(5.96 Mb pdf)
presented by Liz O'Dea, CMRC, Cork, IRELAND
Abstract: One of the key challenges of developing a coastal web atlas is its design and usability to meet both the owner’s and users’ needs. Depending on these needs, effective atlas design can be as simple as easy-to-navigate web pages with static maps, or as complex as providing interactive advanced GIS functionality. The interface should make access to data and information intuitive for the users, taking into consideration their technical skills, interests and reasons for using the atlas. Simultaneously it should deliver the data and information efficiently to meet the purpose of the atlas. Obtaining feedback from the target atlas audience throughout the development process is important to its success in order to ensure that both the owner’s and users’ needs are met.
   Atlas design is not limited to the visible web interface. The design of the components behind the scenes is important for the stability and speed of the system. Time investment is needed to research hardware and software options (and their combinations) which are the most suitable. Consideration must also be given towards the development of a tailored database management system to ensure the efficient management of data (e.g. adding and updating data and metadata, data size and quantity) as well as supplemental information (e.g., related documents and tools).
   This presentation will discuss these issues more in depth, focusing on the experience gained through the development of the Marine Irish Digital Atlas.
Streaming Video: L.Odea.wmv

Coastal Atlas Tools (9.9 Mb ppt)
presented by Tanya Haddad and Paul Klarin, Oregon Ocean Coastal Management Program, USA
Abstract: The Oregon Coastal Atlas, a collaboration of the Oregon Coastal Management Program, Oregon State University and Ecotrust, is an interactive map, data, and metadata portal targeted at coastal managers, scientists, and the general public. The site was developed to meet long-standing needs in the state for improving information retrieval, visualization and interpretation for decision-making relating to the coastal zone. It has the ambitious goal of being a useful resource for the various audiences that make up the management constituency of the Oregon Coastal Zone. The site provides background information for different coastal systems, as well as the expected access to interactive mapping, online geospatial analysis tools, and direct download access to an array of natural resource data sets relating to coastal zone management. Therefore as a portal, the Oregon Coastal Atlas enables users to search and find data, but also to understand its original context, and put it to use via online tools in order to solve a spatial problem. We will describe in detail the various online tools of the atlas, some that are used for viewing data, some that are used for geospatial analysis; and tools for a diverse audience– some best suited for coastal planners and researchers, some for contributors to the atlas, and some for the general public.
URLs: (book chapter)
Streaming Video: P.Klarin_T.Haddad.wmv

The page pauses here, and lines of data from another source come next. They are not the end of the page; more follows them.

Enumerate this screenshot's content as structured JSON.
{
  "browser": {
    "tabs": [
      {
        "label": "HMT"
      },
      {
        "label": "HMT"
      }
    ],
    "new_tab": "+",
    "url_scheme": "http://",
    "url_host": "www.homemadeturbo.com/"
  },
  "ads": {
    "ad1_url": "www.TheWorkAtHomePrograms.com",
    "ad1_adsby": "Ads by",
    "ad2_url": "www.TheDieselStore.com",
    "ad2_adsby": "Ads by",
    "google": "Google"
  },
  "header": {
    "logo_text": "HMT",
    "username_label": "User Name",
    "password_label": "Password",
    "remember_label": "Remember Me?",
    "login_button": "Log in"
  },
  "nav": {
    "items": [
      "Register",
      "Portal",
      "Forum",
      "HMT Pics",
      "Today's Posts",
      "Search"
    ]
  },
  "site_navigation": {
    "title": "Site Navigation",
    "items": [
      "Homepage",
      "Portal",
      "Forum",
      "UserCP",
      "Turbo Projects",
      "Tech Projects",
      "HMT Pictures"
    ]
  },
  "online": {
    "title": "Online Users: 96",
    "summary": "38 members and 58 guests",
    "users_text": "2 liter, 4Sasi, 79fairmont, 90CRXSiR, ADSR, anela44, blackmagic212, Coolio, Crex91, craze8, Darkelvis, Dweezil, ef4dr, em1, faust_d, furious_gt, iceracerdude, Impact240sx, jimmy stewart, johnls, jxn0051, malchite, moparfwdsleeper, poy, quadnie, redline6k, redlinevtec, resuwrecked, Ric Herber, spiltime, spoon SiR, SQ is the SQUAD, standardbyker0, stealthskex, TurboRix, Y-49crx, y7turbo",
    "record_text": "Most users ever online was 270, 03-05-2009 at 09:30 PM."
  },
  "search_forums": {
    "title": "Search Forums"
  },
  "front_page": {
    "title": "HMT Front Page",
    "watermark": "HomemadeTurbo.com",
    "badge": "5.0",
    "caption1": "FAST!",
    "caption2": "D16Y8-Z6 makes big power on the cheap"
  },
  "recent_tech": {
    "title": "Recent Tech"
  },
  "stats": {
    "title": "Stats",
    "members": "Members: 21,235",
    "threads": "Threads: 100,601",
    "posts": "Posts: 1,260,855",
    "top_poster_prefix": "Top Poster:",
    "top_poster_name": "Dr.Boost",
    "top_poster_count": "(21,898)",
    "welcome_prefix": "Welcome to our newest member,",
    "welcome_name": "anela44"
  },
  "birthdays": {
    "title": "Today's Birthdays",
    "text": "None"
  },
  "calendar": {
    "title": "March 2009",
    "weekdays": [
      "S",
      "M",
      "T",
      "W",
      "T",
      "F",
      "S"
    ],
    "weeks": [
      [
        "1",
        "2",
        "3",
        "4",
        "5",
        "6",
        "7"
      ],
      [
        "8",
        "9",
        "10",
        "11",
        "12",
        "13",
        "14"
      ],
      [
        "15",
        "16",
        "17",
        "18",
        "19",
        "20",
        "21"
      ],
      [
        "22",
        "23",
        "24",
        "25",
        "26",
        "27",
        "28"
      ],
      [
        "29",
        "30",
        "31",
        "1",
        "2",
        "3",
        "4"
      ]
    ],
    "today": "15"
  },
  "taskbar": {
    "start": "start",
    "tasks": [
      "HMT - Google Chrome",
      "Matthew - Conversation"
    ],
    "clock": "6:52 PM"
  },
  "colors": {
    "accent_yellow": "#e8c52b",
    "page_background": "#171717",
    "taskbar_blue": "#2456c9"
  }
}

Working Group Results
Technology (.doc) - led by Dawn Wright, presented by Eamonn O Tuama
Streaming Video: Eamonn.wmv

Data (.doc #1) and (.doc #2) - led by Ned Dwyer, presented by John Helly
Streaming Video: J.Helly.wmv

Design & Usability (.doc) - led by Liz O'Dea, presented by Kuuipo Walsh
Streaming Video: Kuuipo.wmv

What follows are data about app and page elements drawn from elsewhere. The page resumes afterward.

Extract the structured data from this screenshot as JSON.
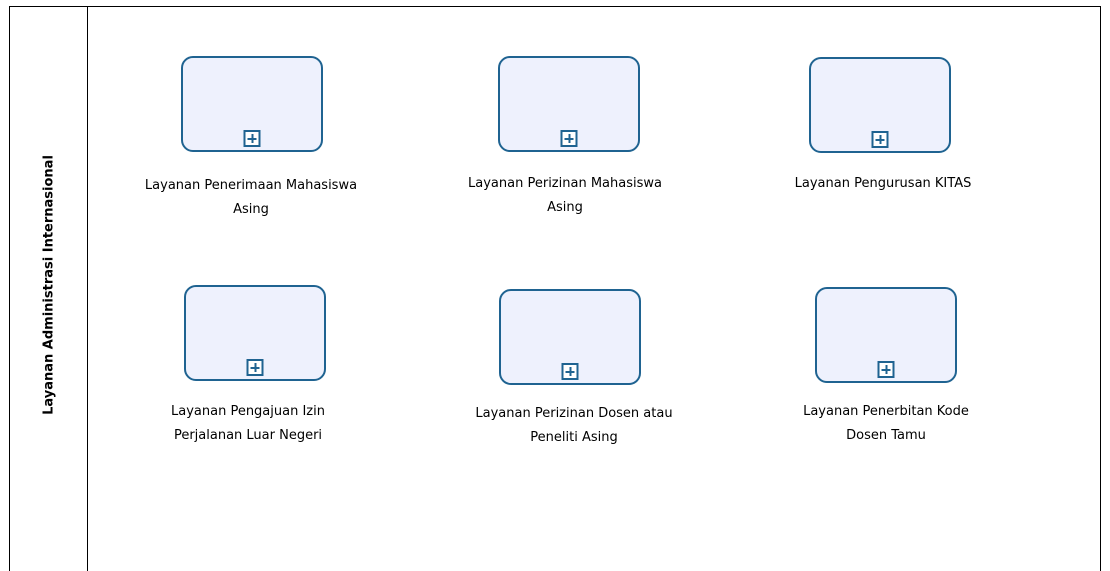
{
  "lane": {
    "title": "Layanan Administrasi Internasional"
  },
  "colors": {
    "task_border": "#1f6391",
    "task_fill": "#eef1fd"
  },
  "tasks": [
    {
      "label": "Layanan Penerimaan Mahasiswa\nAsing",
      "marker": "collapsed-subprocess-plus-icon"
    },
    {
      "label": "Layanan Perizinan Mahasiswa\nAsing",
      "marker": "collapsed-subprocess-plus-icon"
    },
    {
      "label": "Layanan  Pengurusan KITAS",
      "marker": "collapsed-subprocess-plus-icon"
    },
    {
      "label": "Layanan  Pengajuan Izin\nPerjalanan Luar Negeri",
      "marker": "collapsed-subprocess-plus-icon"
    },
    {
      "label": "Layanan  Perizinan Dosen atau\nPeneliti Asing",
      "marker": "collapsed-subprocess-plus-icon"
    },
    {
      "label": "Layanan Penerbitan Kode\nDosen Tamu",
      "marker": "collapsed-subprocess-plus-icon"
    }
  ]
}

Institutional Capacity (.ppt) - led by Val Cummins, presented by Tony Lavoi
Streaming Video: T.Lavoi.wmv

  For our Coasts

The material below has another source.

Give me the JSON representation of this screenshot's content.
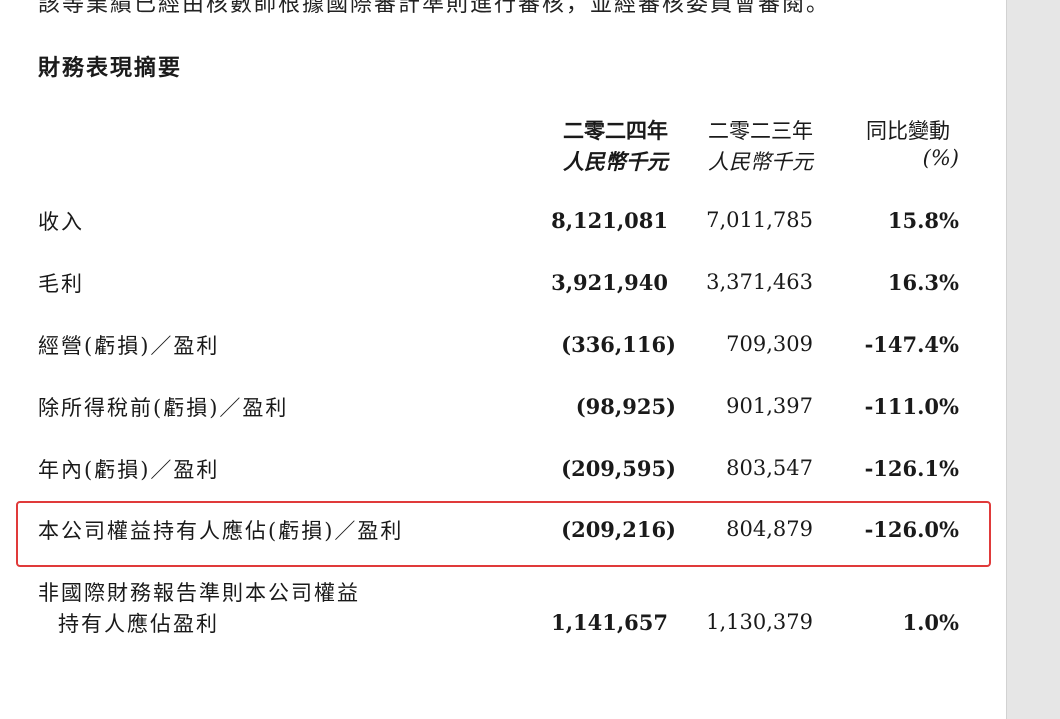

Vol, 8, Nr 2 - Now Available!

We are now entering our 9th year publishing the ICAN newsletter. Many thanks to our Editor Andy Sherin!

Please consider preparing an article for the next newsletter that will likely be published in the spring of this year.

Happy New Year!

Photos from CoastGIS 2018

Our friends from CoastGIS 2018 have posted a wonderful gallery of photos, including the recent ICAN mini-workshop:

See how many ICAN members you can spot!